I beleive [sic], therefore, that the Frey-Benignus Homestead as it marks its 100th birthday this year if worthy of a historical marker because of its growth and development, the family has kept alive the German-Swiss-American culture in the area.

Dated Oct. 23, 1989"

The original marker application also includes some old pictures of the homestead in question: Page 21, Page 19, Page 23, Page 25.
Marker Number: 9384

Marker Text:
Swiss immigrant John Frey (1857-1925) and his German-born wife Mary (1862-1933) moved to Waller County in late 1889. They built a small two-room house, a barn, and smokehouse, and began a family farm. The couple eventually had fifteen children and added rooms to their home as their family grew. Now standing as an excellent example of a late 19th-century farmhouse, the house features fine milled wood details. Following the deaths of John and Mary Frey, the house became the property of their daughter, Margarete, and her husband Louis Benignus. Recorded Texas Historic Landmark - 1990

Visit Instructions:
Please include a picture in your log. You and your GPS receiver do not need to be in the picture.
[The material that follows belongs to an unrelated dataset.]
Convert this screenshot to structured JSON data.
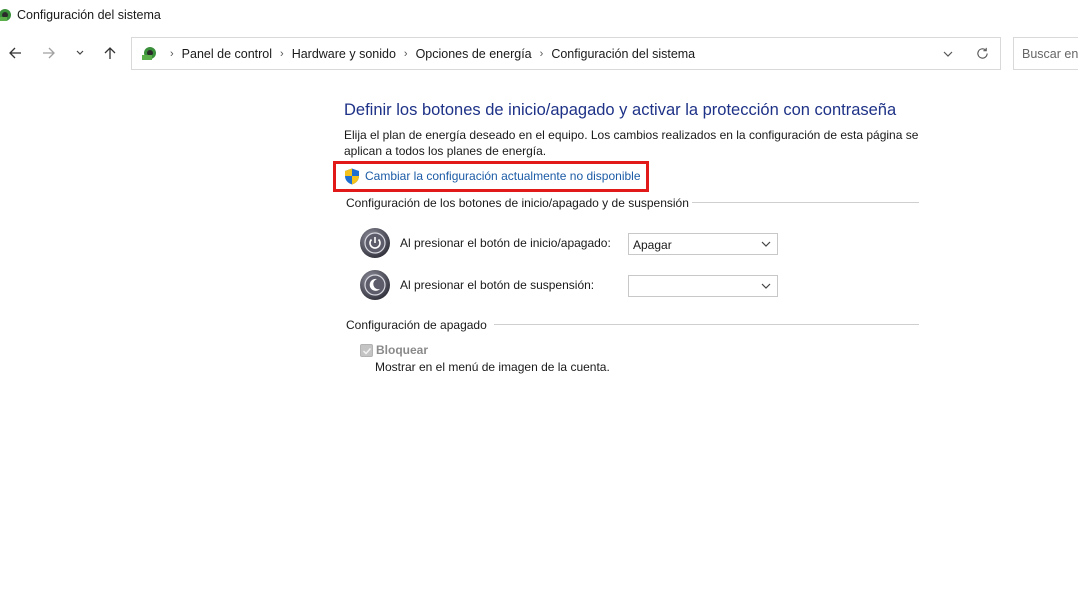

We encourage additional information about your visit (comments about the surrounding area, how you ended up near the marker, etc.) in the log.
Search for... Google Map
Google Maps
Bing Maps
Nearest Waymarks
Nearest Texas Historical Markers
Nearest Geocaches
Nearest Benchmarks
Create a scavenger hunt using this waymark as the center point
Recent Visits/Logs:
Date Logged Log  
Raven visited Frey-Benignus House 1/30/2015 Raven visited it